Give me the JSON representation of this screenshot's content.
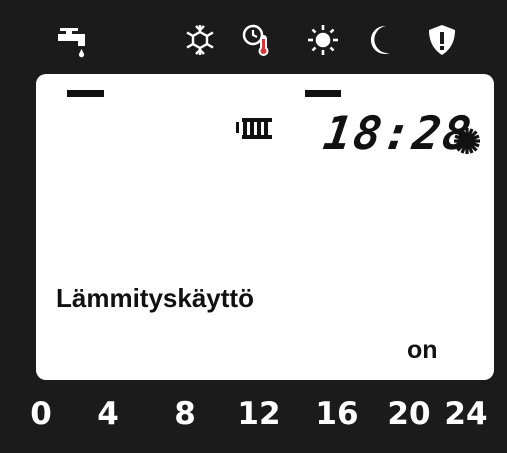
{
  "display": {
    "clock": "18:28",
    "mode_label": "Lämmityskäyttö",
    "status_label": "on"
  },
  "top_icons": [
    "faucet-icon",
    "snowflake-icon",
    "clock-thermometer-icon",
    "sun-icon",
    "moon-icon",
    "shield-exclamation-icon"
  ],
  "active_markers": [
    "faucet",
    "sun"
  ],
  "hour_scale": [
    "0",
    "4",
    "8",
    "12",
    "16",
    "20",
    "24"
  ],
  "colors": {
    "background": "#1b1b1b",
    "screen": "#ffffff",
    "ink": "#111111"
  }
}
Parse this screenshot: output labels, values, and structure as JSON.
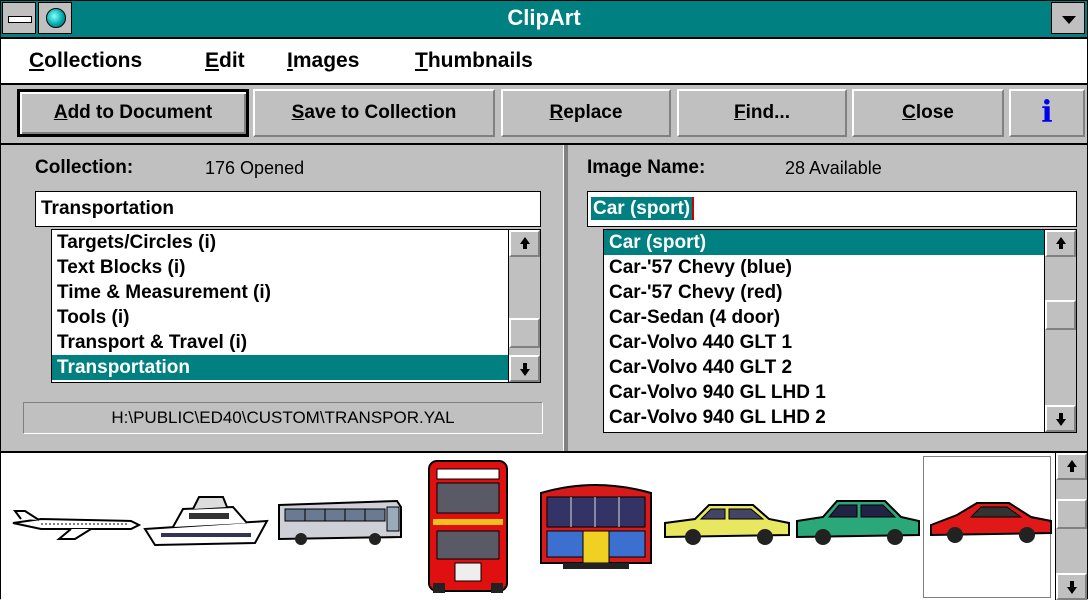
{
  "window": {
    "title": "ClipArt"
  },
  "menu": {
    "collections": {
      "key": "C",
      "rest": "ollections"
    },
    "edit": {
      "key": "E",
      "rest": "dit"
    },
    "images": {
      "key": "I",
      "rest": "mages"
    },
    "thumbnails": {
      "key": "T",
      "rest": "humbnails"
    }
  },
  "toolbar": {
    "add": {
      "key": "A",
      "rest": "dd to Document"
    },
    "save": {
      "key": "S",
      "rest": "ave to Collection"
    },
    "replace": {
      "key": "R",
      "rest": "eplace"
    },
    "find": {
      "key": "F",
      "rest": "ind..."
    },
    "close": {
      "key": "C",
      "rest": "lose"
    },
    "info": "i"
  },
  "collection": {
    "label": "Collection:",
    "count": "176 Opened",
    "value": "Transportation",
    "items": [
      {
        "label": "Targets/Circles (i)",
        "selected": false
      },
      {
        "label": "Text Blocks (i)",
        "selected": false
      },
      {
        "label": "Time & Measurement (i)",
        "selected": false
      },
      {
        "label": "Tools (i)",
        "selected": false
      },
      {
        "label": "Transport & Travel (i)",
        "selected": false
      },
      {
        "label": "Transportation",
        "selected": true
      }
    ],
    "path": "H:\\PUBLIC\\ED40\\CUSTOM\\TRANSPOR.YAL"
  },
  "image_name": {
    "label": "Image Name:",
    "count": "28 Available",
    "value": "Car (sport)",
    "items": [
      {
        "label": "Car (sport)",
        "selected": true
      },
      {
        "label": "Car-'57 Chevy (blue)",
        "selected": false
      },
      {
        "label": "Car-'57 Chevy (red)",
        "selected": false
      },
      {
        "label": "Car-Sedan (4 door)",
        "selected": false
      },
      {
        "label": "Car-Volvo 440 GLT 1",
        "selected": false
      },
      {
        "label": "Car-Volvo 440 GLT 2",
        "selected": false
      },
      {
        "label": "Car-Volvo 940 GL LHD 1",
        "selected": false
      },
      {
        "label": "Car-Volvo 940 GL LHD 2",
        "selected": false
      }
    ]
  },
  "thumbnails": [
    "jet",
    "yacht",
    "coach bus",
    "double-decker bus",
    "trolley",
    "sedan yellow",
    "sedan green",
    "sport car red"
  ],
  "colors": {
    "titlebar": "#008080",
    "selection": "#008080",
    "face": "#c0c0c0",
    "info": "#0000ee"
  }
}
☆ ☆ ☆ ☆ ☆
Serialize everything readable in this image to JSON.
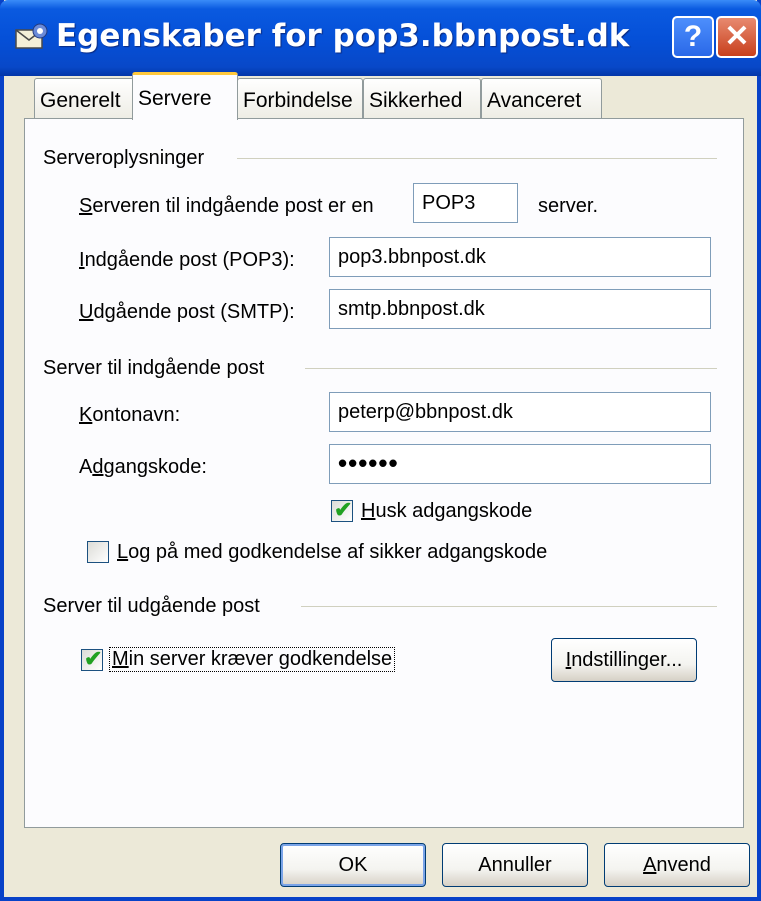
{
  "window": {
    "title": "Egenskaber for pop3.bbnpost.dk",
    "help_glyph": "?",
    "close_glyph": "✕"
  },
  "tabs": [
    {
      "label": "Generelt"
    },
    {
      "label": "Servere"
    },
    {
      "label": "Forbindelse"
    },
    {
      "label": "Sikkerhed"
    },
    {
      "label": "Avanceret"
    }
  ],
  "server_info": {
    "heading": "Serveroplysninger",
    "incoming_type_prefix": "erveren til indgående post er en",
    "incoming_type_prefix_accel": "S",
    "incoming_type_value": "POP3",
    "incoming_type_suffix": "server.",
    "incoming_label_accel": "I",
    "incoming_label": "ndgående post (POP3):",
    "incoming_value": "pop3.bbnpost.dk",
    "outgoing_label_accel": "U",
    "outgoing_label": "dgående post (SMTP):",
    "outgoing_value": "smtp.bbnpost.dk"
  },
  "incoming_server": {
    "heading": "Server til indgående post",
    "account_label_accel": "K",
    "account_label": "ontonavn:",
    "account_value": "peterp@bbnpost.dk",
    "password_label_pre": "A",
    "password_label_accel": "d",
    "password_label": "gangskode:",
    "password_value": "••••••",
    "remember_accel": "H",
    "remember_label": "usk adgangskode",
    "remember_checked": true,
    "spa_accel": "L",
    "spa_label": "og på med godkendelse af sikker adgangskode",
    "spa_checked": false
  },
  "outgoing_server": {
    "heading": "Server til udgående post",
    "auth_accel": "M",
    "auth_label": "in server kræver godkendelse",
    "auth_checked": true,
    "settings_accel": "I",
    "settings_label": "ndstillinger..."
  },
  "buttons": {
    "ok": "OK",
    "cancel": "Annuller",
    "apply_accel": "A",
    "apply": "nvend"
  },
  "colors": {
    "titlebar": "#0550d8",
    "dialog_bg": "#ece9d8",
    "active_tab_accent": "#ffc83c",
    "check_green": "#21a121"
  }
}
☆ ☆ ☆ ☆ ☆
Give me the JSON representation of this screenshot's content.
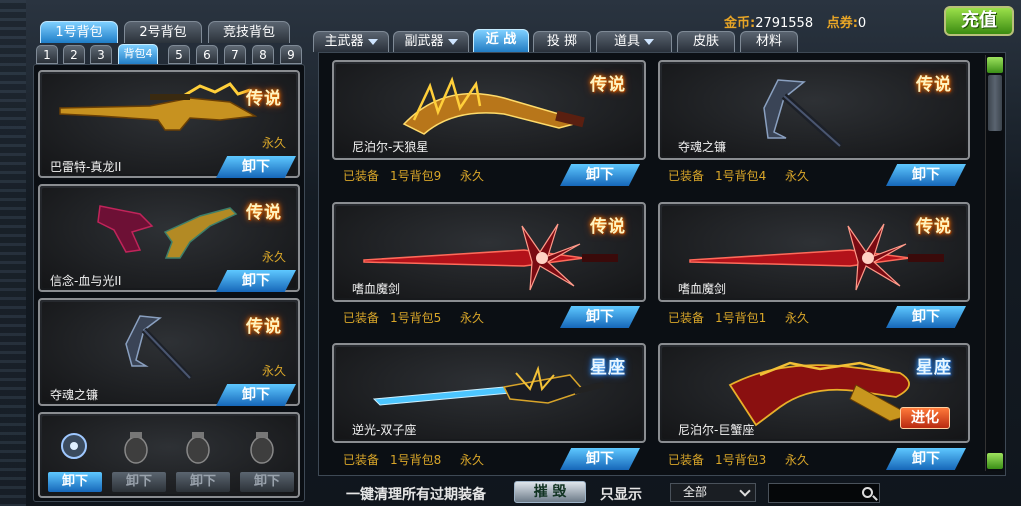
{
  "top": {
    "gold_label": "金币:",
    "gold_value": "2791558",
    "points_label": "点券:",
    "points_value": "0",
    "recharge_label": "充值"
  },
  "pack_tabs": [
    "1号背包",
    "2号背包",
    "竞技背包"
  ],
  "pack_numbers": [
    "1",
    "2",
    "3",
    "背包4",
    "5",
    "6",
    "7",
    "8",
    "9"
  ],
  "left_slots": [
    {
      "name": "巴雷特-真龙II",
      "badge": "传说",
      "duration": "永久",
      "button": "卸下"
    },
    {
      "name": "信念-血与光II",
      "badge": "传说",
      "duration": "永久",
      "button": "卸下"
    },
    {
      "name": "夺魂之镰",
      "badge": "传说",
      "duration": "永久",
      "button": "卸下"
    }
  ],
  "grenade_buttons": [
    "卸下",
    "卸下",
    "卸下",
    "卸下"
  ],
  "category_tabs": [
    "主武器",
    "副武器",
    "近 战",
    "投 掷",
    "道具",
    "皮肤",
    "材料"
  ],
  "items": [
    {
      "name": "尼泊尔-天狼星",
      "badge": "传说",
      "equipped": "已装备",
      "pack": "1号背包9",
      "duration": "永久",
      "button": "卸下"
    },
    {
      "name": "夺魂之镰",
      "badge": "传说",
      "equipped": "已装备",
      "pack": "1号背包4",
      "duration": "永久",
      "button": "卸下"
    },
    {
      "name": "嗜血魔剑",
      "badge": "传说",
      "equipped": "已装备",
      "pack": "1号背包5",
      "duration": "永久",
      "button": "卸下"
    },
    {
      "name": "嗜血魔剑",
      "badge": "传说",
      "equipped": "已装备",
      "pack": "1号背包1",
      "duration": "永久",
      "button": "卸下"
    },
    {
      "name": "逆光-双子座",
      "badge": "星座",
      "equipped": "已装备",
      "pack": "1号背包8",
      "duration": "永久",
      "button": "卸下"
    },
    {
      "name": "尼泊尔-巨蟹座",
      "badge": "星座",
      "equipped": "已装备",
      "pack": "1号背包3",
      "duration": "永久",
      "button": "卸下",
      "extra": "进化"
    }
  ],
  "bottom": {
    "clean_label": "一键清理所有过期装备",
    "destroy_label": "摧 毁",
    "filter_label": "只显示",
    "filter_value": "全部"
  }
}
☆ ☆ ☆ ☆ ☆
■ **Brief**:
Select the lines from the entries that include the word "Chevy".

■ **Written answer**:
        "label": "Car-'57 Chevy (blue)",
        "label": "Car-'57 Chevy (red)",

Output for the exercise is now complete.